■ What you are asked to do ■
Pick every line out of the entries below that has the string "account", and copy it.

Extracted records:
####################
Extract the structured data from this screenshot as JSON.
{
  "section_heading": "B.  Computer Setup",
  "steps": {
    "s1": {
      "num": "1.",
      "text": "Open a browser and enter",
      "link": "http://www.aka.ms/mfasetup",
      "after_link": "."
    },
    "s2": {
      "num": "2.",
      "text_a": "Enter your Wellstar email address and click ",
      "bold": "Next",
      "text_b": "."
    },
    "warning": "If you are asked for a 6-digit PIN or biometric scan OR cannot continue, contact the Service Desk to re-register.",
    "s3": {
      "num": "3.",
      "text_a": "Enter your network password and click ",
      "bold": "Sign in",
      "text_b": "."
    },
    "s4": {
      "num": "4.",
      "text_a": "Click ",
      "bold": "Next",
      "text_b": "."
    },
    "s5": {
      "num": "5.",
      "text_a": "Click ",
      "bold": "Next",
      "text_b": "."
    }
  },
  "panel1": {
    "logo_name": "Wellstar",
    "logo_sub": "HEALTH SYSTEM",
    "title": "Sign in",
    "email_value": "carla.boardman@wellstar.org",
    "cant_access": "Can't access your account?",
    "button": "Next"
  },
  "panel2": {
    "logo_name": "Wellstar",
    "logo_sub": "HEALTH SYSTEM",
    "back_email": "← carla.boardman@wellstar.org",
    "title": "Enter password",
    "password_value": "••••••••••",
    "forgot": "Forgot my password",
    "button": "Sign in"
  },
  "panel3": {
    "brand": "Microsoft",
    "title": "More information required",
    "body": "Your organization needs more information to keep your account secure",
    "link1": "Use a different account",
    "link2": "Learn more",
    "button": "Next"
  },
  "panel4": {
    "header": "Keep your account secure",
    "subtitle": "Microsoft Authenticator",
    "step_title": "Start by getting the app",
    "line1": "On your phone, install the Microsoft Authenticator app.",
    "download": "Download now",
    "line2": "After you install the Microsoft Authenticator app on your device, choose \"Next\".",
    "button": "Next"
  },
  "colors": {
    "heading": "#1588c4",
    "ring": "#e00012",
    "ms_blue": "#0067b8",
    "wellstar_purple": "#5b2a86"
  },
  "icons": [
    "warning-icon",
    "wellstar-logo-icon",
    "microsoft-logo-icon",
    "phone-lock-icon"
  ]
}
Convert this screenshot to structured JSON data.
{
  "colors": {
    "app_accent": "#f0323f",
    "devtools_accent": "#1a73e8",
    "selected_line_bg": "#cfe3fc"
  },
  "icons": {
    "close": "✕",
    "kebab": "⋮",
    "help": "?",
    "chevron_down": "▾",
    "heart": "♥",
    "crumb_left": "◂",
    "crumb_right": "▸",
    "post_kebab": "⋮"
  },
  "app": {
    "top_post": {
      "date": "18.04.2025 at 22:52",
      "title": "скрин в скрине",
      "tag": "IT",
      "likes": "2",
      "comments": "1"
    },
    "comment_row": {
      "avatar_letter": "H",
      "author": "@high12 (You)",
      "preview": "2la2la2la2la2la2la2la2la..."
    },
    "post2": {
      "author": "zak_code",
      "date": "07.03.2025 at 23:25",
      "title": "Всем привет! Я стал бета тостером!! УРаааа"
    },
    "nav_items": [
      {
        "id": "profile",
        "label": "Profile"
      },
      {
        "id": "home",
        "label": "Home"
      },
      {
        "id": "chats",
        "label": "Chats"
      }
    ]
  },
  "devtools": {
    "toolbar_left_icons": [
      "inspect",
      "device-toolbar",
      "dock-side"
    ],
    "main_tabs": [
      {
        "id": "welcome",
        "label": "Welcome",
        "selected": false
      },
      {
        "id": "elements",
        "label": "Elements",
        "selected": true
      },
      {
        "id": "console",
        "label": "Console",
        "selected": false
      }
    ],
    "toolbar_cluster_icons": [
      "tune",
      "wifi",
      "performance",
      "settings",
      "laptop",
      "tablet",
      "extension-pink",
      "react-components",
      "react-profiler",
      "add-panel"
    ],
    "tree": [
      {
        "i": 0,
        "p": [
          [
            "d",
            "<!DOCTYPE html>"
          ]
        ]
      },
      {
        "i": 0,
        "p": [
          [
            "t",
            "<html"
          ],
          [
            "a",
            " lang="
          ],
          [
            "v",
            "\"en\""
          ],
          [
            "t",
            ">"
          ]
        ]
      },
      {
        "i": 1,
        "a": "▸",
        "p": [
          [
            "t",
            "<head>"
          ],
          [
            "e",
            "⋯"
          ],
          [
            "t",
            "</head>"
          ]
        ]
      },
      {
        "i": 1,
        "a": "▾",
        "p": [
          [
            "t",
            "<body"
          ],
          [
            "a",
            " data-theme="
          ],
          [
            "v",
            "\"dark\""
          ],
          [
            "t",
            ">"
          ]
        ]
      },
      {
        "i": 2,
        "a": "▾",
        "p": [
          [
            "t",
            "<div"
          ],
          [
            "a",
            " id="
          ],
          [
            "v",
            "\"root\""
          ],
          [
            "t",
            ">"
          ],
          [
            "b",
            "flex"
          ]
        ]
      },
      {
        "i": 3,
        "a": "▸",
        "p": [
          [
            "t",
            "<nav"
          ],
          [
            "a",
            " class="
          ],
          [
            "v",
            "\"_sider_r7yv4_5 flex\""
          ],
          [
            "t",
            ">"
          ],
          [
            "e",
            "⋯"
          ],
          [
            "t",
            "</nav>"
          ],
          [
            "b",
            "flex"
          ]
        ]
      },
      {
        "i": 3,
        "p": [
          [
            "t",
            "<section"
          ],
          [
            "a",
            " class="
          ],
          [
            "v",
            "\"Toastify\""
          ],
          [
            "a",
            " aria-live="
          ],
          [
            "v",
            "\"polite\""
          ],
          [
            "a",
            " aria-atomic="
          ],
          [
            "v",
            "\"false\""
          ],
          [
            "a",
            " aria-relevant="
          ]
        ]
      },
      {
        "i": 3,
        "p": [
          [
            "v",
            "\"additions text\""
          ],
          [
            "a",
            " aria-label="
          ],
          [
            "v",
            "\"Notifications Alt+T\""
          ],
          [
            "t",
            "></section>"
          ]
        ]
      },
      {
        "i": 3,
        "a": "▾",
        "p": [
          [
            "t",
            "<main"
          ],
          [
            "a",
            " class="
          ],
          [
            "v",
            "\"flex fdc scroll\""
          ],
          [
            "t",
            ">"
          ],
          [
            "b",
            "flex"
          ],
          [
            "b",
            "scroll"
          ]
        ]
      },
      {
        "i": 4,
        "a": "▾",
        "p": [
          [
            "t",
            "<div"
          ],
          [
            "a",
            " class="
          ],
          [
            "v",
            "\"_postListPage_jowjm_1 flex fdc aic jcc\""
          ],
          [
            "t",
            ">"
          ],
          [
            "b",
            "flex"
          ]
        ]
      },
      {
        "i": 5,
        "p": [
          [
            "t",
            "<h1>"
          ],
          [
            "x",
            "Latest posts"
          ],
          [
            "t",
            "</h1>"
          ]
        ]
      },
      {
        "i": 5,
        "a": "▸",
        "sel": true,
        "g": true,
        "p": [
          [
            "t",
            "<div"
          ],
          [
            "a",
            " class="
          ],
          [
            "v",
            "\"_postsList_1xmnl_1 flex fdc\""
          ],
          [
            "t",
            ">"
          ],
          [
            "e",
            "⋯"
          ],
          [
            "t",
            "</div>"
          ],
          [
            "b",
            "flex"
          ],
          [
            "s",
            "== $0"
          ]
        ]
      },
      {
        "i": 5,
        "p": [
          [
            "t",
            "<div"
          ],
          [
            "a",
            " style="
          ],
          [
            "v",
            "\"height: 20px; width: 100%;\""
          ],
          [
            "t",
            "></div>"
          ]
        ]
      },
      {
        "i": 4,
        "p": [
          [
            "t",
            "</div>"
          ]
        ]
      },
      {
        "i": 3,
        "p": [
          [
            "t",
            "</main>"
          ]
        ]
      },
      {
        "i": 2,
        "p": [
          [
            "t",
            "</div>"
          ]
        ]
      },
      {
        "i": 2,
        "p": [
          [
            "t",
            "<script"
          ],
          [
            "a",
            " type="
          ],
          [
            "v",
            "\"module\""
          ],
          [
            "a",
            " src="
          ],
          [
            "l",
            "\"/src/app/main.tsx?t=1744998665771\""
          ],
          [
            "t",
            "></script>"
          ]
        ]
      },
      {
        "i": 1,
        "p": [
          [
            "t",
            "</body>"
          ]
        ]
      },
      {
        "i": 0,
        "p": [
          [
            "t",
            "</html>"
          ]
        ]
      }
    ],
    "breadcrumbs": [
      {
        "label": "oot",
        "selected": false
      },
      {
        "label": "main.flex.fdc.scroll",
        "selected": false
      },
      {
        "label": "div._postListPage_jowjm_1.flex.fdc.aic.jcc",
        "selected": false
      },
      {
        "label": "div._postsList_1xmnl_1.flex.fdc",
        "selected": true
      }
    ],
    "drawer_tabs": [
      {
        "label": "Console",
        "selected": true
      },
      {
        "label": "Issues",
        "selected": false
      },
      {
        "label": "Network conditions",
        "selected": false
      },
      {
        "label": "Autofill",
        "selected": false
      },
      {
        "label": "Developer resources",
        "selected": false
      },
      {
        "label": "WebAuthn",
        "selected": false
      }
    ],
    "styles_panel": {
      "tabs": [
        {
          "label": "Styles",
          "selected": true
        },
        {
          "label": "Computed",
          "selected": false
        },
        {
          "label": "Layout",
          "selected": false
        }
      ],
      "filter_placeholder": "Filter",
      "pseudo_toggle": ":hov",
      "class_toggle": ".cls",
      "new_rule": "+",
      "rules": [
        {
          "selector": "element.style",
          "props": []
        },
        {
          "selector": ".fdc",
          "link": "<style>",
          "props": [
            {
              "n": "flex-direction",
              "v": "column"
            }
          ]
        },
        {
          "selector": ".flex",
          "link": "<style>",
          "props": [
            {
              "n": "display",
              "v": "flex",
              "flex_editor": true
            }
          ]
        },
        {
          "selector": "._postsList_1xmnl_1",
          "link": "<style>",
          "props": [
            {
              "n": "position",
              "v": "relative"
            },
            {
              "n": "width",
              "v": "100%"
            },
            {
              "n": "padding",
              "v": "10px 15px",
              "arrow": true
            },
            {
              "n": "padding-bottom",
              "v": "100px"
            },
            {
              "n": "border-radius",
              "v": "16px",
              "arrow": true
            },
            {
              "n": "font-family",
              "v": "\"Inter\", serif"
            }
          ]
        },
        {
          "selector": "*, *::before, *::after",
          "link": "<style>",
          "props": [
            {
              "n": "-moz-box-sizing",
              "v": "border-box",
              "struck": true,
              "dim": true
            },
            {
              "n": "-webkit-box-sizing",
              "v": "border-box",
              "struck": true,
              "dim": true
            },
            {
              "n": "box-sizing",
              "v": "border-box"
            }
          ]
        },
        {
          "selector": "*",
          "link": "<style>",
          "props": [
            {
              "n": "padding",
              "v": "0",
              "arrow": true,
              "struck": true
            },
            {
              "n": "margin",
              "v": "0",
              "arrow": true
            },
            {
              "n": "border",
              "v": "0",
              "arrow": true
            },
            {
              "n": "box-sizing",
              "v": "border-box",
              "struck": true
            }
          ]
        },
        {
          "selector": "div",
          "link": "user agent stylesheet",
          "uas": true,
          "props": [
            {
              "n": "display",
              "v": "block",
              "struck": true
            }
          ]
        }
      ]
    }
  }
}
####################
■ Exercise solution ■
    "cant_access": "Can't access your account?",
    "body": "Your organization needs more information to keep your account secure",
    "link1": "Use a different account",
    "header": "Keep your account secure",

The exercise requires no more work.